If the audience response is anything to go by, the fiery dialogues that Dhanush spouts in the film has struck a chord with today’s youth. He feels the film worked at the box office because everyone who worked on the project really believed in the film’s theme. “Everybody on the sets identified with the story. The movie’s biggest plus was that it was so realistic. There was very little drama in VIP.” And did the six-pack help, we ask him. “No comments,” he grins cheekily.

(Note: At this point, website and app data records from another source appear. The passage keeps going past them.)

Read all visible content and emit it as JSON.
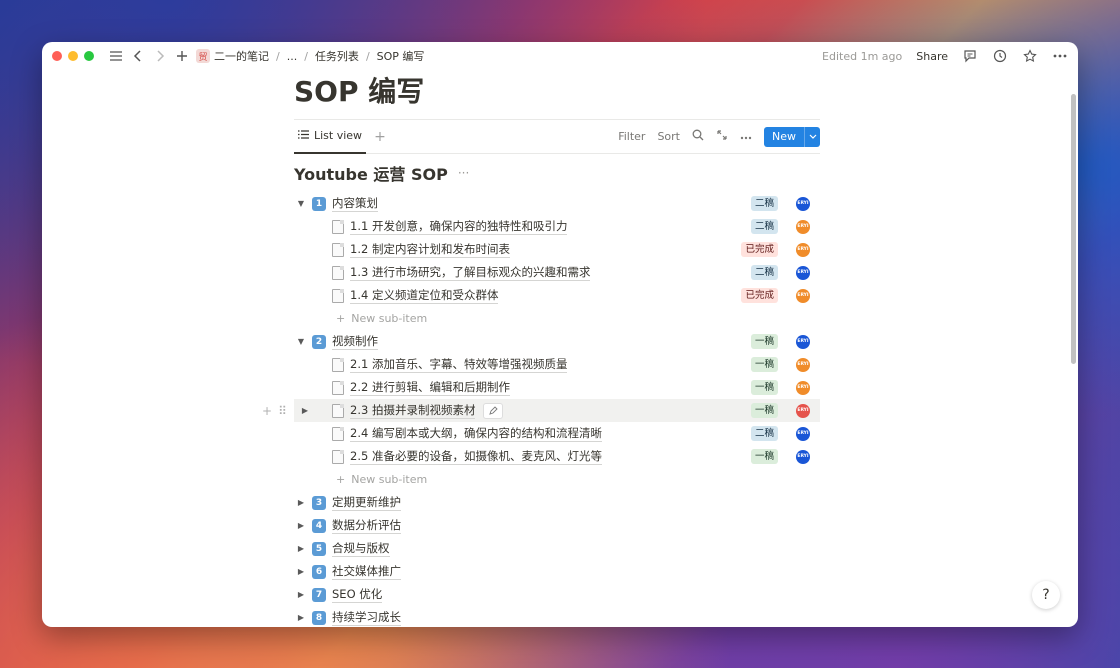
{
  "breadcrumb": {
    "workspace_icon": "贸",
    "items": [
      "二一的笔记",
      "...",
      "任务列表",
      "SOP 编写"
    ]
  },
  "header": {
    "edited": "Edited 1m ago",
    "share": "Share"
  },
  "page": {
    "title": "SOP 编写"
  },
  "viewbar": {
    "tab": "List view",
    "filter": "Filter",
    "sort": "Sort",
    "new": "New"
  },
  "database": {
    "title": "Youtube 运营 SOP"
  },
  "groups": [
    {
      "num": "1",
      "label": "内容策划",
      "badge": "二稿",
      "badge_type": "b2",
      "avatar": "blue",
      "expanded": true,
      "items": [
        {
          "label": "1.1 开发创意，确保内容的独特性和吸引力",
          "badge": "二稿",
          "badge_type": "b2",
          "avatar": "orange"
        },
        {
          "label": "1.2 制定内容计划和发布时间表",
          "badge": "已完成",
          "badge_type": "done",
          "avatar": "orange"
        },
        {
          "label": "1.3 进行市场研究，了解目标观众的兴趣和需求",
          "badge": "二稿",
          "badge_type": "b2",
          "avatar": "blue"
        },
        {
          "label": "1.4 定义频道定位和受众群体",
          "badge": "已完成",
          "badge_type": "done",
          "avatar": "orange"
        }
      ]
    },
    {
      "num": "2",
      "label": "视频制作",
      "badge": "一稿",
      "badge_type": "b1",
      "avatar": "blue",
      "expanded": true,
      "items": [
        {
          "label": "2.1 添加音乐、字幕、特效等增强视频质量",
          "badge": "一稿",
          "badge_type": "b1",
          "avatar": "orange"
        },
        {
          "label": "2.2 进行剪辑、编辑和后期制作",
          "badge": "一稿",
          "badge_type": "b1",
          "avatar": "orange"
        },
        {
          "label": "2.3 拍摄并录制视频素材",
          "badge": "一稿",
          "badge_type": "b1",
          "avatar": "red",
          "hover": true
        },
        {
          "label": "2.4 编写剧本或大纲，确保内容的结构和流程清晰",
          "badge": "二稿",
          "badge_type": "b2",
          "avatar": "blue"
        },
        {
          "label": "2.5 准备必要的设备，如摄像机、麦克风、灯光等",
          "badge": "一稿",
          "badge_type": "b1",
          "avatar": "blue"
        }
      ]
    },
    {
      "num": "3",
      "label": "定期更新维护"
    },
    {
      "num": "4",
      "label": "数据分析评估"
    },
    {
      "num": "5",
      "label": "合规与版权"
    },
    {
      "num": "6",
      "label": "社交媒体推广"
    },
    {
      "num": "7",
      "label": "SEO 优化"
    },
    {
      "num": "8",
      "label": "持续学习成长"
    }
  ],
  "new_sub_item": "New sub-item",
  "avatar_text": "ERYI",
  "help": "?",
  "colors": {
    "accent": "#2383e2",
    "badge_second": "#d3e5ef",
    "badge_first": "#dbeddb",
    "badge_done": "#ffe2dd"
  }
}
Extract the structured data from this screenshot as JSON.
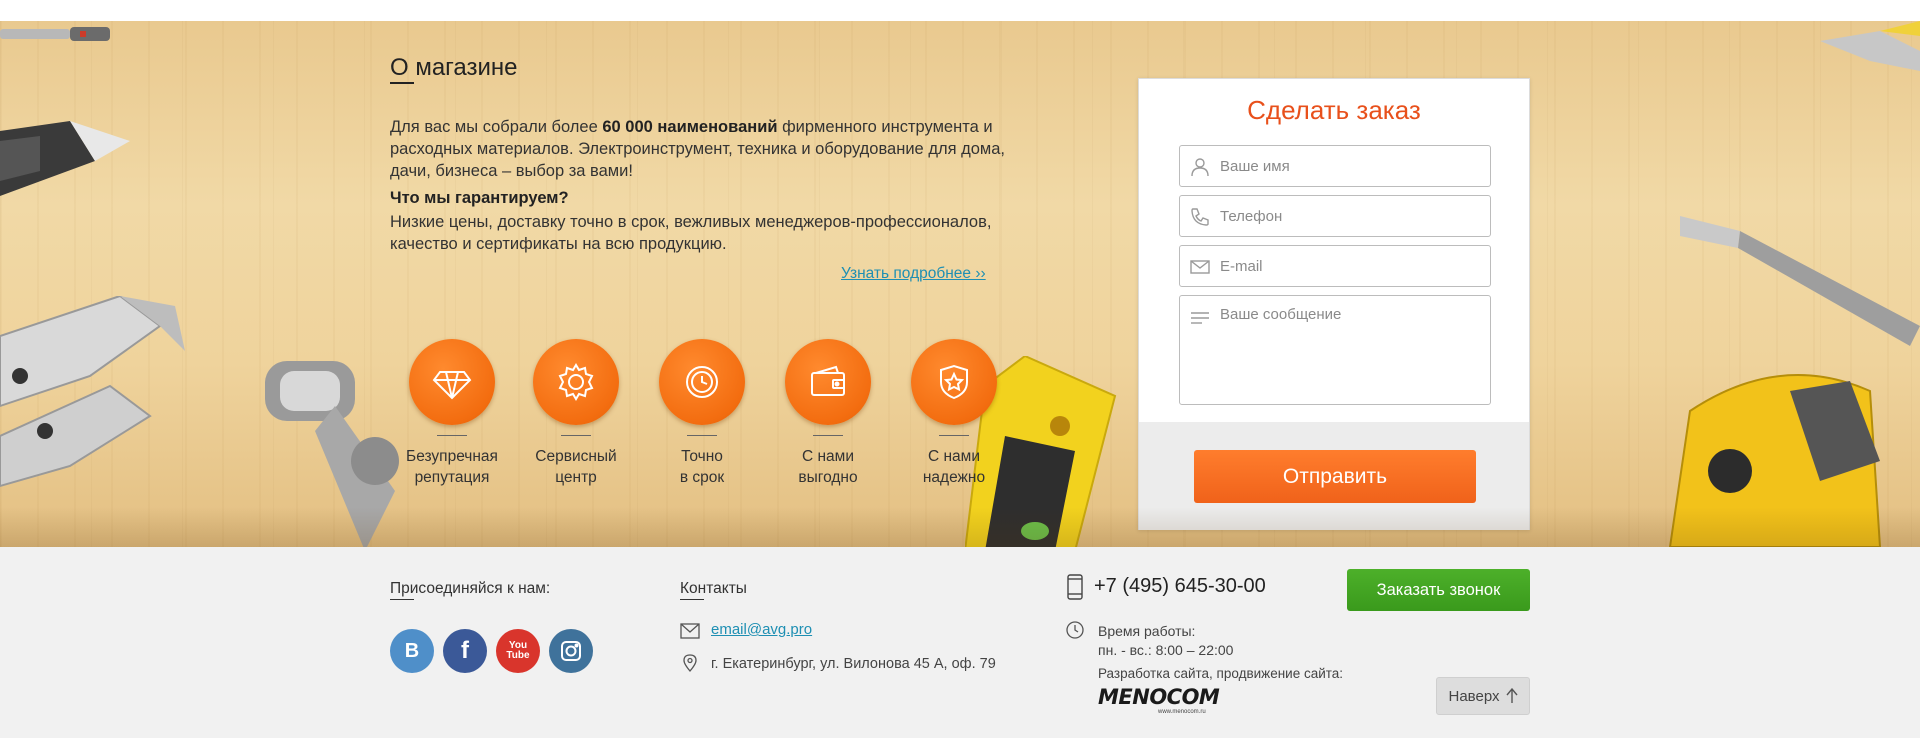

Two Hindi films and Dhanush has picked up just enough Hindi to “survive in Mumbai.” He can hail himself a taxi or have a decent two minute conversation with someone. But, acting in the language is a tad difficult. “It is a painstaking process. First, I translate the dialogues into Tamil, learn it and act it out in Tamil. Then, I mug up the Hindi bits.” His co-star, Akshara Haasan, already knew the language and had an easier time. “She is a very talented girl and has all of us to support her. Akshara is a natural in front of the camera and is definitely someone you have to watch out for.”
Dhanush does want to set something straight for the record. Amitabh Bachchan was a very supportive co-star on sets, but contrary to rumours, he wasn’t coaching Dhanush in Hindi. “Shamitabh is an intense film and we shoot all day. We never have an opportunity to do more than exchange pleasantries with the rest of the cast,” he declares, “there was just no time for all that.”
But the actor does admit that “action hero” roles are the toughest to pull off. While Tamil fans are used to seeing brawny beefcakes battling it out onscreen, they have also learnt to accept the lean Dhanush punching out man after man. “Some people do question how such a thin boy can fight so many people. It used to be a source of frustration, but not anymore.” He doesn’t need acceptance for his action hero image, he says. It is enough that the fans have accepted him as a “National Hero.”
The Dhanush interview is a Silverscreen exclusive.